Habits have been defined as learned dispositions to repeat past responses (Wood and Neal, 2007). In other words, a habit is a behaviour we repeat because we associate it with a specific outcome. That said, habits can lead to both positive and negative outcomes and we often carry them out without awareness, especially if theContinue reading Nurturing habits in ourselves and others →
Procrastination can be viewed as an emotionally driven response related to our concept of self. Negative emotions arise because we might feel that the task we are putting off simply represents something that we aren’t prepared to handle. We might think of the task as being too difficult or the prospect of failure being tooContinue reading Procrastination: Some causes and cures →
(and the need for feedback) Guessing can be a useful strategy. Students might not think they know the answer to a question, but they quite often know what it is not, allowing them to reduce the pool of possible options. In the case of multiple choice questions, the sight of the correct answer can triggerContinue reading The problem with guessing →
(But Not To Form New Memories). There remains clear evidence from multiple studies that high levels of anxiety can impair memory function. However, this impairment appears to only impact recall and has either neutral or beneficial impact on memory encoding (the process by which new information is stored). One reason why anxiety impairs the abilityContinue reading Why Anxiety Makes It Difficult to Recall Information →
(a work in progress) Why do some students seem to suffer more with anxiety than others? Limited amounts of stress are good for us (especially if we need to escape from a dangerous situation). This acute stress is often fleeting, involving a complex biological and behavioural mechanism that can increase motivation and cognitive function. ButContinue reading A Model of Student Anxiety →
The roots of Self-efficacy lie in the work of Canadian social psychologist Albert Bandura and his social-cognitive theory of behaviour. Bandura defines self-efficacy as ‘beliefs in one’s capabilities to organise and execute the causes of action required to produce given attainment’ (Bandura, 1977). Originally applied to clinical settings, interest in self-efficacy has spread to otherContinue reading A Self-efficacy Primer →
I’ve been thinking about anxiety lately.
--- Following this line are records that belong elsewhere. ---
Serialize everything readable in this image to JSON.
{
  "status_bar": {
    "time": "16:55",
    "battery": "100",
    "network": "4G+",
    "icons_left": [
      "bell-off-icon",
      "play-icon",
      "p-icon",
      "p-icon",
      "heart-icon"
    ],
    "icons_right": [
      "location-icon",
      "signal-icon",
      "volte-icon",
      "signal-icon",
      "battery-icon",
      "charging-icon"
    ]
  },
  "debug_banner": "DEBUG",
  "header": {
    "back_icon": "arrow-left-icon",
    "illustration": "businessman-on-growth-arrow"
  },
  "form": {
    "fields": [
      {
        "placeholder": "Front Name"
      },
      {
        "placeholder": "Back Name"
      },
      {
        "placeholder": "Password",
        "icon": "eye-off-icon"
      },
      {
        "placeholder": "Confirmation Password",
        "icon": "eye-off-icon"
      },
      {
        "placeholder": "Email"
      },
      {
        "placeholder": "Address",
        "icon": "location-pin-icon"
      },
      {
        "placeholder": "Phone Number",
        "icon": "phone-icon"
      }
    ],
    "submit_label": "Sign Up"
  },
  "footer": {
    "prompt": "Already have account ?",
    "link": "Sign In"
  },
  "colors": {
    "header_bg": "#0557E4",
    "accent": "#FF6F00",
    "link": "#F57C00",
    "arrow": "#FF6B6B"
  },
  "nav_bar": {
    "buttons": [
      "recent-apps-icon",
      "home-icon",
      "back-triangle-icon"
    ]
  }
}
At a time when many students in England will be sitting or about to sit their mock exams (my own son included), it seemed like a good time to raise the issue again. None of us are strangers to anxiety and, indeed, some anxiety is actually beneficial to us.Continue reading Some Anxious Thoughts →
Attribution theory is a psychological concept about how people explain the causes of an event or behaviour.
Target grades have always been one of my great education bugbear’s, both as a teacher and as a parent. As a teacher, I have also found them to be just as restricting as they are motivating.
Human knowledge is about much more than single concepts or hierarchical structures. Our long-term memories are awash with all sorts of information, from memories related to our own lives to current affairs, theoretical concepts and partially understood ideas.